■ **YOUR INSTRUCTIONS**: Each line below that holds the string "Ctrl" counts once; report the total and nothing else.
Top of RECORDS SHOWN
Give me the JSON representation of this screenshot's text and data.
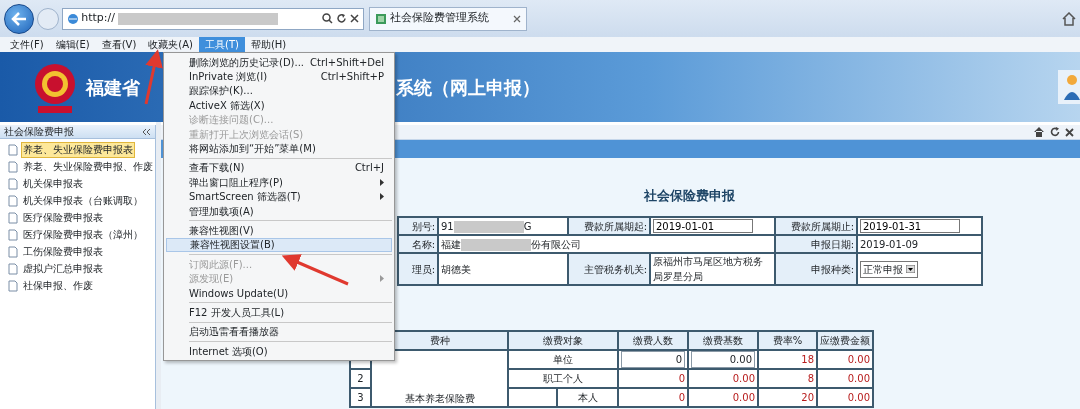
{
  "browser": {
    "address": "http://",
    "tab_title": "社会保险费管理系统"
  },
  "menu_bar": [
    {
      "label": "文件(F)",
      "selected": false
    },
    {
      "label": "编辑(E)",
      "selected": false
    },
    {
      "label": "查看(V)",
      "selected": false
    },
    {
      "label": "收藏夹(A)",
      "selected": false
    },
    {
      "label": "工具(T)",
      "selected": true
    },
    {
      "label": "帮助(H)",
      "selected": false
    }
  ],
  "tools_menu": [
    {
      "kind": "item",
      "label": "删除浏览的历史记录(D)...",
      "shortcut": "Ctrl+Shift+Del",
      "disabled": false,
      "submenu": false,
      "selected": false
    },
    {
      "kind": "item",
      "label": "InPrivate 浏览(I)",
      "shortcut": "Ctrl+Shift+P",
      "disabled": false,
      "submenu": false,
      "selected": false
    },
    {
      "kind": "item",
      "label": "跟踪保护(K)...",
      "disabled": false,
      "submenu": false,
      "selected": false
    },
    {
      "kind": "item",
      "label": "ActiveX 筛选(X)",
      "disabled": false,
      "submenu": false,
      "selected": false
    },
    {
      "kind": "item",
      "label": "诊断连接问题(C)...",
      "disabled": true,
      "submenu": false,
      "selected": false
    },
    {
      "kind": "item",
      "label": "重新打开上次浏览会话(S)",
      "disabled": true,
      "submenu": false,
      "selected": false
    },
    {
      "kind": "item",
      "label": "将网站添加到“开始”菜单(M)",
      "disabled": false,
      "submenu": false,
      "selected": false
    },
    {
      "kind": "separator"
    },
    {
      "kind": "item",
      "label": "查看下载(N)",
      "shortcut": "Ctrl+J",
      "disabled": false,
      "submenu": false,
      "selected": false
    },
    {
      "kind": "item",
      "label": "弹出窗口阻止程序(P)",
      "disabled": false,
      "submenu": true,
      "selected": false
    },
    {
      "kind": "item",
      "label": "SmartScreen 筛选器(T)",
      "disabled": false,
      "submenu": true,
      "selected": false
    },
    {
      "kind": "item",
      "label": "管理加载项(A)",
      "disabled": false,
      "submenu": false,
      "selected": false
    },
    {
      "kind": "separator"
    },
    {
      "kind": "item",
      "label": "兼容性视图(V)",
      "disabled": false,
      "submenu": false,
      "selected": false
    },
    {
      "kind": "item",
      "label": "兼容性视图设置(B)",
      "disabled": false,
      "submenu": false,
      "selected": true
    },
    {
      "kind": "separator"
    },
    {
      "kind": "item",
      "label": "订阅此源(F)...",
      "disabled": true,
      "submenu": false,
      "selected": false
    },
    {
      "kind": "item",
      "label": "源发现(E)",
      "disabled": true,
      "submenu": true,
      "selected": false
    },
    {
      "kind": "item",
      "label": "Windows Update(U)",
      "disabled": false,
      "submenu": false,
      "selected": false
    },
    {
      "kind": "separator"
    },
    {
      "kind": "item",
      "label": "F12 开发人员工具(L)",
      "disabled": false,
      "submenu": false,
      "selected": false
    },
    {
      "kind": "separator"
    },
    {
      "kind": "item",
      "label": "启动迅雷看看播放器",
      "disabled": false,
      "submenu": false,
      "selected": false
    },
    {
      "kind": "separator"
    },
    {
      "kind": "item",
      "label": "Internet 选项(O)",
      "disabled": false,
      "submenu": false,
      "selected": false
    }
  ],
  "banner": {
    "title_start": "福建省",
    "title_end": "系统（网上申报）"
  },
  "sidebar": {
    "title": "社会保险费申报",
    "items": [
      {
        "label": "养老、失业保险费申报表",
        "selected": true
      },
      {
        "label": "养老、失业保险费申报、作废",
        "selected": false
      },
      {
        "label": "机关保申报表",
        "selected": false
      },
      {
        "label": "机关保申报表（台账调取）",
        "selected": false
      },
      {
        "label": "医疗保险费申报表",
        "selected": false
      },
      {
        "label": "医疗保险费申报表（漳州）",
        "selected": false
      },
      {
        "label": "工伤保险费申报表",
        "selected": false
      },
      {
        "label": "虚拟户汇总申报表",
        "selected": false
      },
      {
        "label": "社保申报、作废",
        "selected": false
      }
    ]
  },
  "form": {
    "title": "社会保险费申报",
    "rows": [
      [
        {
          "kind": "label",
          "text": "别号:"
        },
        {
          "kind": "masked",
          "before": "91",
          "after": "G"
        },
        {
          "kind": "label",
          "text": "费款所属期起:"
        },
        {
          "kind": "input",
          "value": "2019-01-01"
        },
        {
          "kind": "label",
          "text": "费款所属期止:"
        },
        {
          "kind": "input",
          "value": "2019-01-31"
        }
      ],
      [
        {
          "kind": "label",
          "text": "名称:"
        },
        {
          "kind": "masked",
          "before": "福建",
          "after": "份有限公司",
          "colspan": 3
        },
        {
          "kind": "label",
          "text": "申报日期:"
        },
        {
          "kind": "text",
          "text": "2019-01-09"
        }
      ],
      [
        {
          "kind": "label",
          "text": "理员:"
        },
        {
          "kind": "text",
          "text": "胡德美"
        },
        {
          "kind": "label",
          "text": "主管税务机关:"
        },
        {
          "kind": "text",
          "text": "原福州市马尾区地方税务局罗星分局"
        },
        {
          "kind": "label",
          "text": "申报种类:"
        },
        {
          "kind": "select",
          "value": "正常申报"
        }
      ]
    ]
  },
  "table": {
    "columns": [
      "费种",
      "缴费对象",
      "缴费人数",
      "缴费基数",
      "费率%",
      "应缴费金额"
    ],
    "fee_type": "基本养老保险费",
    "rows": [
      {
        "object": "单位",
        "sub": false,
        "count": {
          "value": "0",
          "editable": true
        },
        "base": {
          "value": "0.00",
          "editable": true
        },
        "rate": {
          "value": "18",
          "editable": false
        },
        "amount": {
          "value": "0.00",
          "editable": false
        }
      },
      {
        "number": "2",
        "object": "职工个人",
        "sub": false,
        "count": {
          "value": "0",
          "editable": false
        },
        "base": {
          "value": "0.00",
          "editable": false
        },
        "rate": {
          "value": "8",
          "editable": false
        },
        "amount": {
          "value": "0.00",
          "editable": false
        }
      },
      {
        "number": "3",
        "object": "本人",
        "sub": true,
        "count": {
          "value": "0",
          "editable": false
        },
        "base": {
          "value": "0.00",
          "editable": false
        },
        "rate": {
          "value": "20",
          "editable": false
        },
        "amount": {
          "value": "0.00",
          "editable": false
        }
      }
    ]
  }
}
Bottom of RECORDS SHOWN
■ **SOLUTION FOR THIS EXERCISE**: 3